- [YOUR GOAL]
Calculate how many lines of the data hold "server". The answer consists of that number only.
═══
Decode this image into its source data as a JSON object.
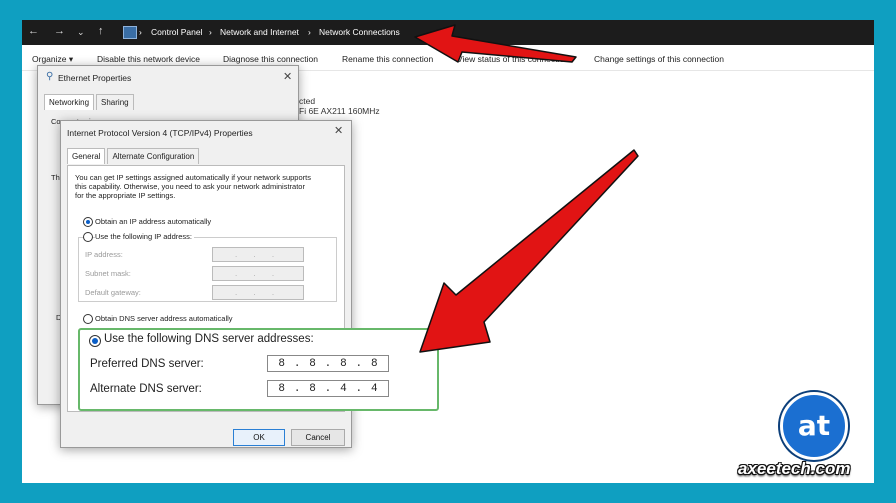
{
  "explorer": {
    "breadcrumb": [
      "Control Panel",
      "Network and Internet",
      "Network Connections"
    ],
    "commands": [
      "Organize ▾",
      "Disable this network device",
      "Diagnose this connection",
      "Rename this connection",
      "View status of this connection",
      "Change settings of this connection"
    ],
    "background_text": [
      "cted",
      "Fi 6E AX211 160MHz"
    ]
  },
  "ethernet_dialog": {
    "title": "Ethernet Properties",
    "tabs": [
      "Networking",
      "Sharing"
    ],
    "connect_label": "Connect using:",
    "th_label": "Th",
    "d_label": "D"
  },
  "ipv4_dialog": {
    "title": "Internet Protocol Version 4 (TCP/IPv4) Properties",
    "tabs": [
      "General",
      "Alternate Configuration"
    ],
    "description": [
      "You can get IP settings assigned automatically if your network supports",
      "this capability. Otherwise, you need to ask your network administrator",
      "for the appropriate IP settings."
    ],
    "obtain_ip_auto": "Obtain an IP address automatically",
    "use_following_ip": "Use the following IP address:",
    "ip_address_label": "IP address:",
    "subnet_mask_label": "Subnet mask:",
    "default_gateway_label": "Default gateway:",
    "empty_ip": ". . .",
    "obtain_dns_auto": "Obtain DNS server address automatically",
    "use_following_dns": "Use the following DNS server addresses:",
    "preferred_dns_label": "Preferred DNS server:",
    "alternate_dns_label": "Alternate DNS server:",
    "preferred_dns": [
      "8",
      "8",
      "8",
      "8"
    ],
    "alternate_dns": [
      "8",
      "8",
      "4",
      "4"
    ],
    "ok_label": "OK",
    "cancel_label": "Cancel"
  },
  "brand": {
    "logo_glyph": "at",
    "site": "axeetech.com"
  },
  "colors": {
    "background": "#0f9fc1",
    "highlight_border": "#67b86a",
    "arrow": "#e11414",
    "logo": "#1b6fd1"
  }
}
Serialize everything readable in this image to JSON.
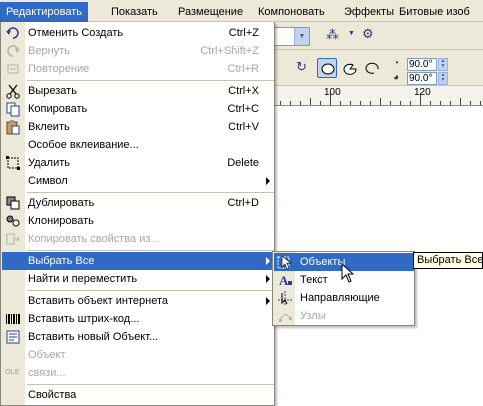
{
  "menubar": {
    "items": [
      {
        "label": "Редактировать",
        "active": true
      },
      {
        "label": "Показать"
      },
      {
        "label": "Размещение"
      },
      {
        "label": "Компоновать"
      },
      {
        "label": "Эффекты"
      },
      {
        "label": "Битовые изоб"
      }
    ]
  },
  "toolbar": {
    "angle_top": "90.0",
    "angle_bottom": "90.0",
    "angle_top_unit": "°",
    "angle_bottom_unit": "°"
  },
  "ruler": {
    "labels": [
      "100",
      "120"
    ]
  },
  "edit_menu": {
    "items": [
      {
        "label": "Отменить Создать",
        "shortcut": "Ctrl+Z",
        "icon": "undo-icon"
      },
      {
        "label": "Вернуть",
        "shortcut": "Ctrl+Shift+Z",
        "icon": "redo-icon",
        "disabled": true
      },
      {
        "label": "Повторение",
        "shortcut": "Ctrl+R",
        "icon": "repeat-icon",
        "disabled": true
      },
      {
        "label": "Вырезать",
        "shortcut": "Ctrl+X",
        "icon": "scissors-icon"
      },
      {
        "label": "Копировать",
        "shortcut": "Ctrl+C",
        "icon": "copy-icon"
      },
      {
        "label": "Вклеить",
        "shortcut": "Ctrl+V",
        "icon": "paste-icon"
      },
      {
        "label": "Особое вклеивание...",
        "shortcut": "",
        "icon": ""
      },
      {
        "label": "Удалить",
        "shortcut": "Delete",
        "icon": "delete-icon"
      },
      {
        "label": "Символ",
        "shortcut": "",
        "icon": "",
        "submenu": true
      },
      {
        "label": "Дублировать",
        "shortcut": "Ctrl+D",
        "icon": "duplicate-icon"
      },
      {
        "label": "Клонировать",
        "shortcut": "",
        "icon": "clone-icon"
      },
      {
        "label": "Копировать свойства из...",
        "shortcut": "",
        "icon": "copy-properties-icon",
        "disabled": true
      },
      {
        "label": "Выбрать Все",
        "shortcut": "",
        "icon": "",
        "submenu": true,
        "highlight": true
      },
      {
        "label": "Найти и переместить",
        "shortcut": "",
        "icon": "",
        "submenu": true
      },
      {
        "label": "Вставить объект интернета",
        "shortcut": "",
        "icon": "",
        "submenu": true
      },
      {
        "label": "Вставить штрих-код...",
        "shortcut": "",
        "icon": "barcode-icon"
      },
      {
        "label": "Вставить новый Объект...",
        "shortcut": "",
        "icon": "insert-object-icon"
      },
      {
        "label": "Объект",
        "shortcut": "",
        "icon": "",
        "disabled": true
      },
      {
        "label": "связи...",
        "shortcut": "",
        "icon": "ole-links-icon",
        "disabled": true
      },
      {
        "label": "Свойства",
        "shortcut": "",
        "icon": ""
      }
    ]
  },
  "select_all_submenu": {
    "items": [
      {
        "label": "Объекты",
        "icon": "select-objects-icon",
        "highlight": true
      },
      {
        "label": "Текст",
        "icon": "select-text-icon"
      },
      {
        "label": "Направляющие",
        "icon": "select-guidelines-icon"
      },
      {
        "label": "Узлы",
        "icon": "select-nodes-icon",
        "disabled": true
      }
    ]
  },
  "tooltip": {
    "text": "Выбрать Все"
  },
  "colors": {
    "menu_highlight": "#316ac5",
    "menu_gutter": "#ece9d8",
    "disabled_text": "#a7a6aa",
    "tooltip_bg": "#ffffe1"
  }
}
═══
- [TASK ANSWER]
4